◆ What this task involves ◆
Can you copy out the data exactly? Leave the images out.

◆ Material provided ◆
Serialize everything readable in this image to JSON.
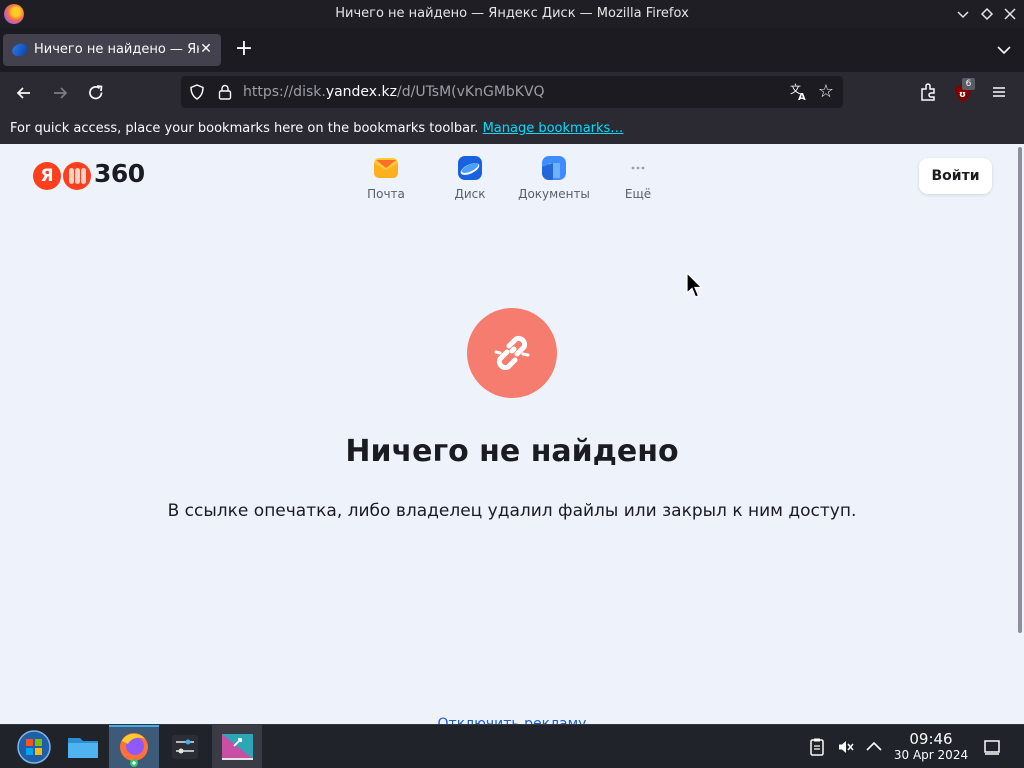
{
  "window": {
    "title": "Ничего не найдено — Яндекс Диск — Mozilla Firefox"
  },
  "tabs": [
    {
      "label": "Ничего не найдено — Яндекс Диск",
      "active": true
    }
  ],
  "urlbar": {
    "scheme": "https://disk.",
    "host": "yandex.kz",
    "path": "/d/UTsM(vKnGMbKVQ"
  },
  "extensions": {
    "ublock_badge": "6"
  },
  "bookmarks_bar": {
    "message": "For quick access, place your bookmarks here on the bookmarks toolbar.",
    "link": "Manage bookmarks…"
  },
  "header": {
    "logo_ya": "Я",
    "logo_360": "360",
    "services": [
      {
        "label": "Почта",
        "icon": "mail-icon"
      },
      {
        "label": "Диск",
        "icon": "disk-icon"
      },
      {
        "label": "Документы",
        "icon": "documents-icon"
      },
      {
        "label": "Ещё",
        "icon": "more-icon"
      }
    ],
    "login_label": "Войти"
  },
  "error": {
    "icon": "broken-link-icon",
    "title": "Ничего не найдено",
    "description": "В ссылке опечатка, либо владелец удалил файлы или закрыл к ним доступ."
  },
  "footer": {
    "link": "Отключить рекламу"
  },
  "taskbar": {
    "time": "09:46",
    "date": "30 Apr 2024"
  },
  "colors": {
    "page_bg": "#eef2fa",
    "error_circle": "#f57c6e",
    "yandex_red": "#fc3f1d",
    "link": "#00ddff"
  }
}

◆ Reply to the exercise ◆
Serialize everything readable in this image to JSON.
{
  "window": {
    "title": "Ничего не найдено — Яндекс Диск — Mozilla Firefox"
  },
  "tabs": [
    {
      "label": "Ничего не найдено — Яндекс Диск",
      "active": true
    }
  ],
  "urlbar": {
    "scheme": "https://disk.",
    "host": "yandex.kz",
    "path": "/d/UTsM(vKnGMbKVQ"
  },
  "extensions": {
    "ublock_badge": "6"
  },
  "bookmarks_bar": {
    "message": "For quick access, place your bookmarks here on the bookmarks toolbar.",
    "link": "Manage bookmarks…"
  },
  "header": {
    "logo_ya": "Я",
    "logo_360": "360",
    "services": [
      {
        "label": "Почта",
        "icon": "mail-icon"
      },
      {
        "label": "Диск",
        "icon": "disk-icon"
      },
      {
        "label": "Документы",
        "icon": "documents-icon"
      },
      {
        "label": "Ещё",
        "icon": "more-icon"
      }
    ],
    "login_label": "Войти"
  },
  "error": {
    "icon": "broken-link-icon",
    "title": "Ничего не найдено",
    "description": "В ссылке опечатка, либо владелец удалил файлы или закрыл к ним доступ."
  },
  "footer": {
    "link": "Отключить рекламу"
  },
  "taskbar": {
    "time": "09:46",
    "date": "30 Apr 2024"
  },
  "colors": {
    "page_bg": "#eef2fa",
    "error_circle": "#f57c6e",
    "yandex_red": "#fc3f1d",
    "link": "#00ddff"
  }
}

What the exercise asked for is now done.